=== Aim of the task ===
Every line of the data, first to last, must be written out unchanged.

=== Supplied data ===
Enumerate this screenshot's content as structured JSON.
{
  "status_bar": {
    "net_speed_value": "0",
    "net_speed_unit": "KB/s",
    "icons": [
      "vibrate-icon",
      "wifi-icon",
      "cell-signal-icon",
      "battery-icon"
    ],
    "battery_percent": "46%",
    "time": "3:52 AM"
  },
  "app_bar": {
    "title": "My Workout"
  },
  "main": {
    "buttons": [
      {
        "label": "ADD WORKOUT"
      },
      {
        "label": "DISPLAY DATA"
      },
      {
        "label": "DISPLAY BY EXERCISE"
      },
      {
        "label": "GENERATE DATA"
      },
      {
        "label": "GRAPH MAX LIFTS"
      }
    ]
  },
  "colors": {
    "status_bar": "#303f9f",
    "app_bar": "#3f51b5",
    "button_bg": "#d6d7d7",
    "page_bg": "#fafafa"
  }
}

=== Result ===
Enumerate this screenshot's content as structured JSON.
{
  "status_bar": {
    "net_speed_value": "0",
    "net_speed_unit": "KB/s",
    "icons": [
      "vibrate-icon",
      "wifi-icon",
      "cell-signal-icon",
      "battery-icon"
    ],
    "battery_percent": "46%",
    "time": "3:52 AM"
  },
  "app_bar": {
    "title": "My Workout"
  },
  "main": {
    "buttons": [
      {
        "label": "ADD WORKOUT"
      },
      {
        "label": "DISPLAY DATA"
      },
      {
        "label": "DISPLAY BY EXERCISE"
      },
      {
        "label": "GENERATE DATA"
      },
      {
        "label": "GRAPH MAX LIFTS"
      }
    ]
  },
  "colors": {
    "status_bar": "#303f9f",
    "app_bar": "#3f51b5",
    "button_bg": "#d6d7d7",
    "page_bg": "#fafafa"
  }
}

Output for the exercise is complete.